What to do When You're Considering Filing Bankruptcy With Your Spouse
If you or your spouse are considering bankruptcy it’s important to consider your options. Living in New Jersey, a component you will want to contemplate is whether you will file individually or together with your significant other.
To answer that question, there are several other questions you will need to answer and finances you will have to examine to understand which route is best for all parties involved.
What Amount of Debt is Shared With My Spouse?
You must consider the amount of debt that is shared versus the amount that is owed by one individual. If much of your debt is shared, it could be advised that you consider filing together. This will allow for each person to receive debt relief from all debts included in the bankruptcy filing.
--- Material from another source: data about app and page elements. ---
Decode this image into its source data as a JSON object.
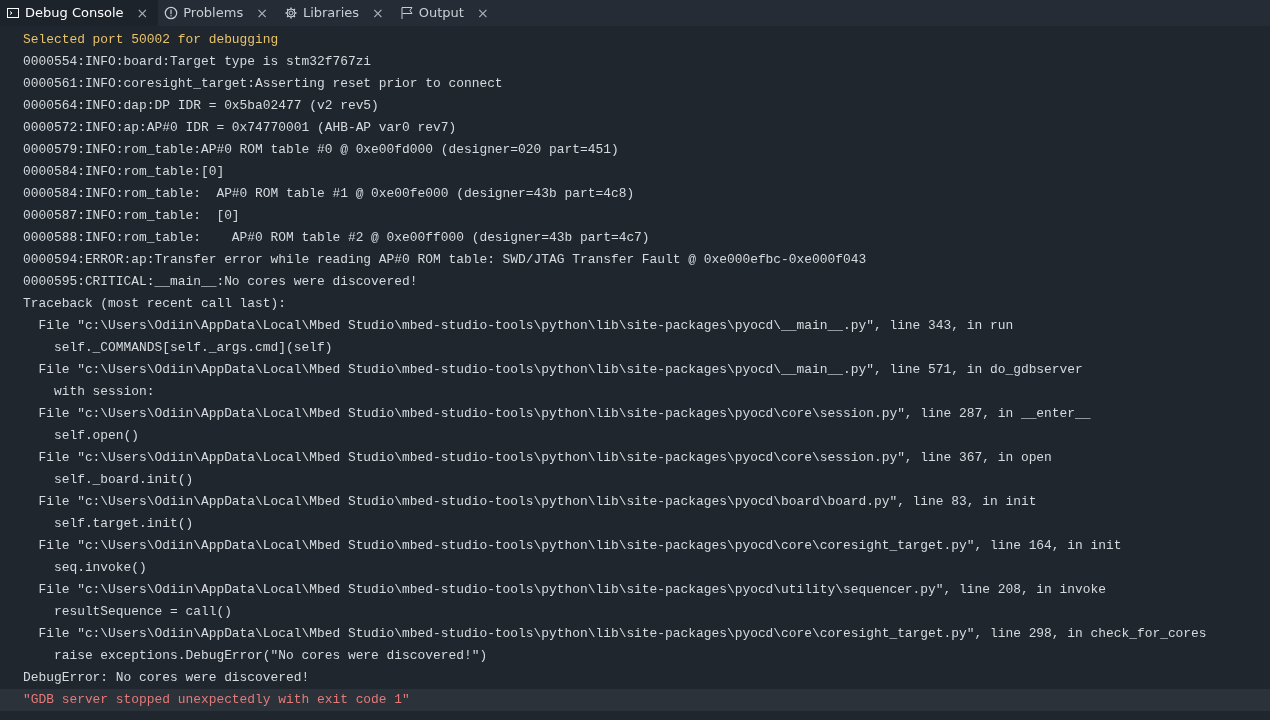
{
  "tabs": [
    {
      "label": "Debug Console",
      "kind": "terminal",
      "close": "×",
      "selected": true
    },
    {
      "label": "Problems",
      "kind": "info",
      "close": "×",
      "selected": false
    },
    {
      "label": "Libraries",
      "kind": "gear",
      "close": "×",
      "selected": false
    },
    {
      "label": "Output",
      "kind": "flag",
      "close": "×",
      "selected": false
    }
  ],
  "console_lines": [
    {
      "text": "Selected port 50002 for debugging",
      "kind": "warning",
      "selected": false
    },
    {
      "text": "0000554:INFO:board:Target type is stm32f767zi",
      "kind": "normal",
      "selected": false
    },
    {
      "text": "0000561:INFO:coresight_target:Asserting reset prior to connect",
      "kind": "normal",
      "selected": false
    },
    {
      "text": "0000564:INFO:dap:DP IDR = 0x5ba02477 (v2 rev5)",
      "kind": "normal",
      "selected": false
    },
    {
      "text": "0000572:INFO:ap:AP#0 IDR = 0x74770001 (AHB-AP var0 rev7)",
      "kind": "normal",
      "selected": false
    },
    {
      "text": "0000579:INFO:rom_table:AP#0 ROM table #0 @ 0xe00fd000 (designer=020 part=451)",
      "kind": "normal",
      "selected": false
    },
    {
      "text": "0000584:INFO:rom_table:[0]",
      "kind": "normal",
      "selected": false
    },
    {
      "text": "0000584:INFO:rom_table:  AP#0 ROM table #1 @ 0xe00fe000 (designer=43b part=4c8)",
      "kind": "normal",
      "selected": false
    },
    {
      "text": "0000587:INFO:rom_table:  [0]",
      "kind": "normal",
      "selected": false
    },
    {
      "text": "0000588:INFO:rom_table:    AP#0 ROM table #2 @ 0xe00ff000 (designer=43b part=4c7)",
      "kind": "normal",
      "selected": false
    },
    {
      "text": "0000594:ERROR:ap:Transfer error while reading AP#0 ROM table: SWD/JTAG Transfer Fault @ 0xe000efbc-0xe000f043",
      "kind": "normal",
      "selected": false
    },
    {
      "text": "0000595:CRITICAL:__main__:No cores were discovered!",
      "kind": "normal",
      "selected": false
    },
    {
      "text": "Traceback (most recent call last):",
      "kind": "normal",
      "selected": false
    },
    {
      "text": "  File \"c:\\Users\\Odiin\\AppData\\Local\\Mbed Studio\\mbed-studio-tools\\python\\lib\\site-packages\\pyocd\\__main__.py\", line 343, in run",
      "kind": "normal",
      "selected": false
    },
    {
      "text": "    self._COMMANDS[self._args.cmd](self)",
      "kind": "normal",
      "selected": false
    },
    {
      "text": "  File \"c:\\Users\\Odiin\\AppData\\Local\\Mbed Studio\\mbed-studio-tools\\python\\lib\\site-packages\\pyocd\\__main__.py\", line 571, in do_gdbserver",
      "kind": "normal",
      "selected": false
    },
    {
      "text": "    with session:",
      "kind": "normal",
      "selected": false
    },
    {
      "text": "  File \"c:\\Users\\Odiin\\AppData\\Local\\Mbed Studio\\mbed-studio-tools\\python\\lib\\site-packages\\pyocd\\core\\session.py\", line 287, in __enter__",
      "kind": "normal",
      "selected": false
    },
    {
      "text": "    self.open()",
      "kind": "normal",
      "selected": false
    },
    {
      "text": "  File \"c:\\Users\\Odiin\\AppData\\Local\\Mbed Studio\\mbed-studio-tools\\python\\lib\\site-packages\\pyocd\\core\\session.py\", line 367, in open",
      "kind": "normal",
      "selected": false
    },
    {
      "text": "    self._board.init()",
      "kind": "normal",
      "selected": false
    },
    {
      "text": "  File \"c:\\Users\\Odiin\\AppData\\Local\\Mbed Studio\\mbed-studio-tools\\python\\lib\\site-packages\\pyocd\\board\\board.py\", line 83, in init",
      "kind": "normal",
      "selected": false
    },
    {
      "text": "    self.target.init()",
      "kind": "normal",
      "selected": false
    },
    {
      "text": "  File \"c:\\Users\\Odiin\\AppData\\Local\\Mbed Studio\\mbed-studio-tools\\python\\lib\\site-packages\\pyocd\\core\\coresight_target.py\", line 164, in init",
      "kind": "normal",
      "selected": false
    },
    {
      "text": "    seq.invoke()",
      "kind": "normal",
      "selected": false
    },
    {
      "text": "  File \"c:\\Users\\Odiin\\AppData\\Local\\Mbed Studio\\mbed-studio-tools\\python\\lib\\site-packages\\pyocd\\utility\\sequencer.py\", line 208, in invoke",
      "kind": "normal",
      "selected": false
    },
    {
      "text": "    resultSequence = call()",
      "kind": "normal",
      "selected": false
    },
    {
      "text": "  File \"c:\\Users\\Odiin\\AppData\\Local\\Mbed Studio\\mbed-studio-tools\\python\\lib\\site-packages\\pyocd\\core\\coresight_target.py\", line 298, in check_for_cores",
      "kind": "normal",
      "selected": false
    },
    {
      "text": "    raise exceptions.DebugError(\"No cores were discovered!\")",
      "kind": "normal",
      "selected": false
    },
    {
      "text": "DebugError: No cores were discovered!",
      "kind": "normal",
      "selected": false
    },
    {
      "text": "\"GDB server stopped unexpectedly with exit code 1\"",
      "kind": "error",
      "selected": true
    }
  ]
}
If you and your spouse decide to move forward in the other direction (filing individually) the person not involved in the bankruptcy claim will become responsible for those debts shared.
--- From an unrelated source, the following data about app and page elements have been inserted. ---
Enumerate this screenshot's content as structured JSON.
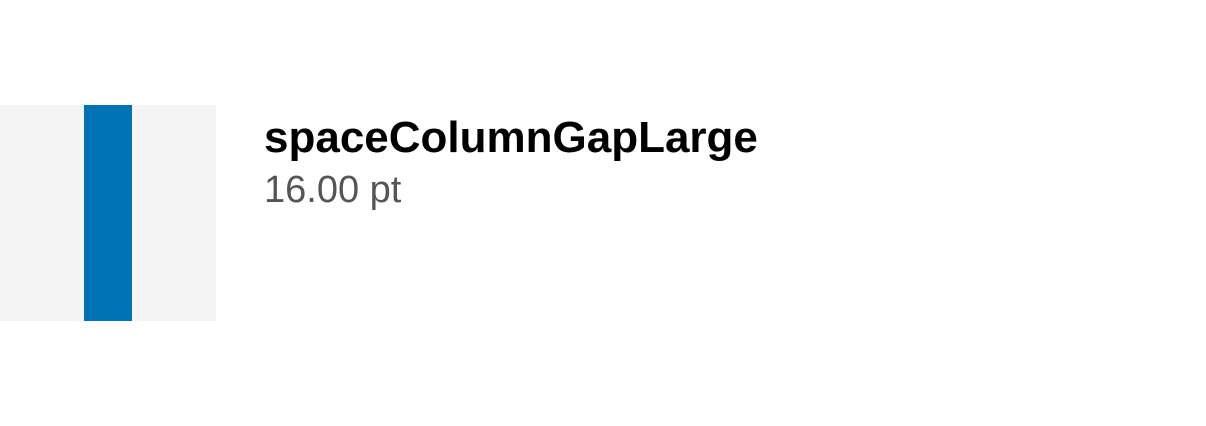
{
  "token": {
    "name": "spaceColumnGapLarge",
    "value": "16.00 pt"
  },
  "colors": {
    "swatch_background": "#f4f4f4",
    "gap_bar": "#0073b5",
    "name_text": "#000000",
    "value_text": "#555555"
  }
}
What Assets Are Shared With My Spouse?
Another factor that we advise you to consider is the assets that are shared by you and your spouse. Do you own a home together? Do you have a vacation property? Are you a landlord of a property that you rent to others? It is important to consider these types of assets and whose names are on the titles of each.
How Will Filing for Bankruptcy Effect My Credit Score?
Once you file bankruptcy, you will see a negative impact on your credit score (don’t fret, this is temporary). If you and your spouse are filing together, both scores will be affected. If you’re filing individually, your spouse has no need to worry about their score changing.
It’s important to understand that filing for bankruptcy is about starting over and getting in control of your financial future.
Now that you’ve asked yourself some of these initial questions, if you’re still uncertain or know you need to move forward with filing, contact us at Cerbone Law Firm. Our attorneys have assisted many couples with what feels like the unnerving thought of bankruptcy.